▸ Try it
State the number of lines in these records that include the word "Lucky", and add nothing to it.

*** Opening of Exercise material ***

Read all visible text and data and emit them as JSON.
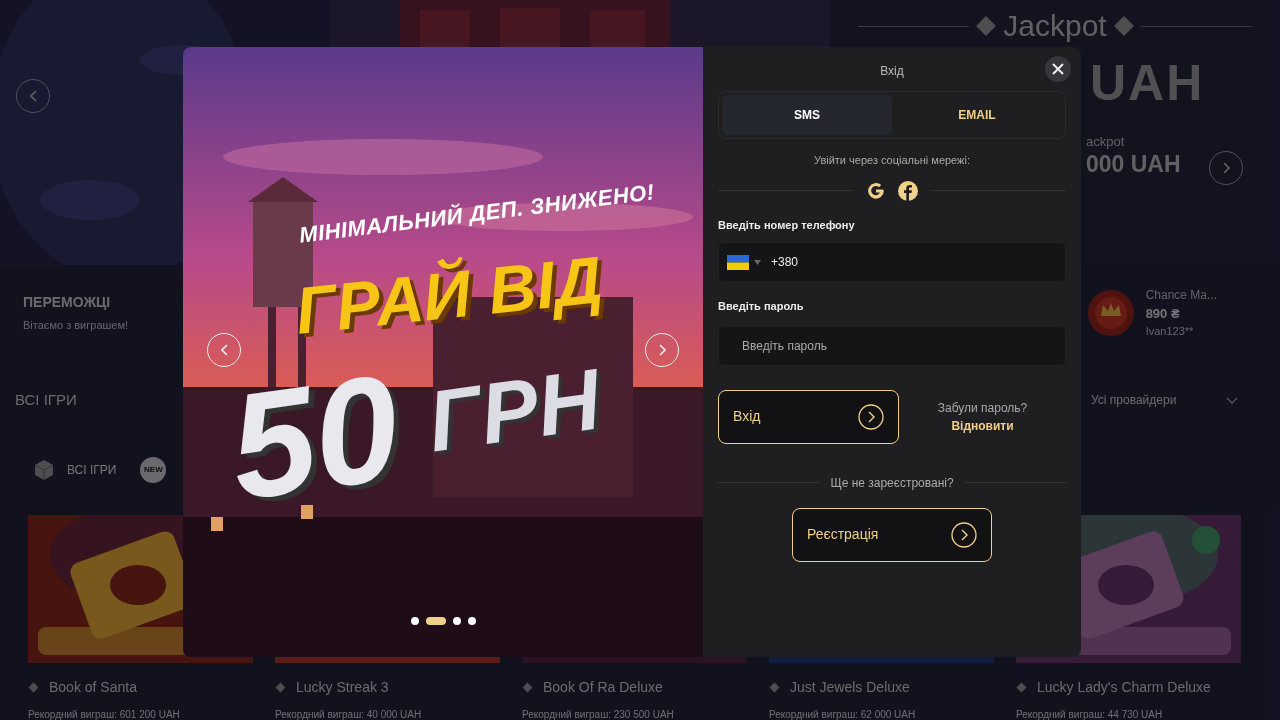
{
  "hero": {
    "jackpot_title": "Jackpot",
    "jackpot_amount": "UAH",
    "secondary_label": "ackpot",
    "secondary_amount": "000 UAH"
  },
  "winners": {
    "title": "ПЕРЕМОЖЦІ",
    "subtitle": "Вітаємо з виграшем!",
    "entries": [
      {
        "game": "Chance Ma...",
        "amount": "890 ₴",
        "user": "Ivan123**"
      }
    ]
  },
  "games_section": {
    "title": "ВСІ ІГРИ",
    "provider_filter": "Усі провайдери",
    "categories": [
      {
        "kind": "dice",
        "label": "ВСІ ІГРИ"
      },
      {
        "kind": "new",
        "label": "NEW"
      }
    ]
  },
  "games": [
    {
      "title": "Book of Santa",
      "record": "Рекордний виграш: 601 200 UAH"
    },
    {
      "title": "Lucky Streak 3",
      "record": "Рекордний виграш: 40 000 UAH"
    },
    {
      "title": "Book Of Ra Deluxe",
      "record": "Рекордний виграш: 230 500 UAH"
    },
    {
      "title": "Just Jewels Deluxe",
      "record": "Рекордний виграш: 62 000 UAH"
    },
    {
      "title": "Lucky Lady's Charm Deluxe",
      "record": "Рекордний виграш: 44 730 UAH"
    }
  ],
  "login_modal": {
    "promo": {
      "tagline": "МІНІМАЛЬНИЙ ДЕП. ЗНИЖЕНО!",
      "headline": "ГРАЙ ВІД",
      "amount": "50",
      "currency": "ГРН",
      "dots": [
        {
          "selected": false
        },
        {
          "selected": true
        },
        {
          "selected": false
        },
        {
          "selected": false
        }
      ]
    },
    "title": "Вхід",
    "tabs": [
      {
        "label": "SMS",
        "selected": true
      },
      {
        "label": "EMAIL",
        "selected": false
      }
    ],
    "social_label": "Увійти через соціальні мережі:",
    "social": [
      {
        "kind": "google"
      },
      {
        "kind": "facebook"
      }
    ],
    "phone_label": "Введіть номер телефону",
    "phone_value": "+380",
    "password_label": "Введіть пароль",
    "password_placeholder": "Введіть пароль",
    "login_button": "Вхід",
    "forgot_text": "Забули пароль?",
    "restore_link": "Відновити",
    "register_prompt": "Ще не зареєстровані?",
    "register_button": "Реєстрація"
  }
}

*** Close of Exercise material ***

▸ The answer
2